(Page and application data records)

>>>>>

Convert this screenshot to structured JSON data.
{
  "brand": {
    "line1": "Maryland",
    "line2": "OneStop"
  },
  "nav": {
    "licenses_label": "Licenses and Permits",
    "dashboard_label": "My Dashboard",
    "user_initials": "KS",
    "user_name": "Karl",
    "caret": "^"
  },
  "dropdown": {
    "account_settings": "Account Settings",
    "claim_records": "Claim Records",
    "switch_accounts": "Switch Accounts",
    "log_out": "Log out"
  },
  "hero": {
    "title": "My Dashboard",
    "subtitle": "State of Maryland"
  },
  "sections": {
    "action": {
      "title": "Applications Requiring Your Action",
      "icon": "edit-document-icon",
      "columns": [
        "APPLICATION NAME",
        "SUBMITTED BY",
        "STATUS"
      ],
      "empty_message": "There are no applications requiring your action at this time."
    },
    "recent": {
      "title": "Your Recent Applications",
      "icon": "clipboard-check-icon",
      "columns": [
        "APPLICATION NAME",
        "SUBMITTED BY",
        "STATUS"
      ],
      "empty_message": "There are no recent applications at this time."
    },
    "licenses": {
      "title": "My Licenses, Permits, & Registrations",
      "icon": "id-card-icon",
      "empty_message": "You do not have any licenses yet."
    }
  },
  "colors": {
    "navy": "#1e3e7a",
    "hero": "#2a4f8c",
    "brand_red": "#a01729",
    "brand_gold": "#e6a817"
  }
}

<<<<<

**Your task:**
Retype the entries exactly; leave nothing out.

**Response area:**
Convert this screenshot to structured JSON data.
{
  "brand": {
    "line1": "Maryland",
    "line2": "OneStop"
  },
  "nav": {
    "licenses_label": "Licenses and Permits",
    "dashboard_label": "My Dashboard",
    "user_initials": "KS",
    "user_name": "Karl",
    "caret": "^"
  },
  "dropdown": {
    "account_settings": "Account Settings",
    "claim_records": "Claim Records",
    "switch_accounts": "Switch Accounts",
    "log_out": "Log out"
  },
  "hero": {
    "title": "My Dashboard",
    "subtitle": "State of Maryland"
  },
  "sections": {
    "action": {
      "title": "Applications Requiring Your Action",
      "icon": "edit-document-icon",
      "columns": [
        "APPLICATION NAME",
        "SUBMITTED BY",
        "STATUS"
      ],
      "empty_message": "There are no applications requiring your action at this time."
    },
    "recent": {
      "title": "Your Recent Applications",
      "icon": "clipboard-check-icon",
      "columns": [
        "APPLICATION NAME",
        "SUBMITTED BY",
        "STATUS"
      ],
      "empty_message": "There are no recent applications at this time."
    },
    "licenses": {
      "title": "My Licenses, Permits, & Registrations",
      "icon": "id-card-icon",
      "empty_message": "You do not have any licenses yet."
    }
  },
  "colors": {
    "navy": "#1e3e7a",
    "hero": "#2a4f8c",
    "brand_red": "#a01729",
    "brand_gold": "#e6a817"
  }
}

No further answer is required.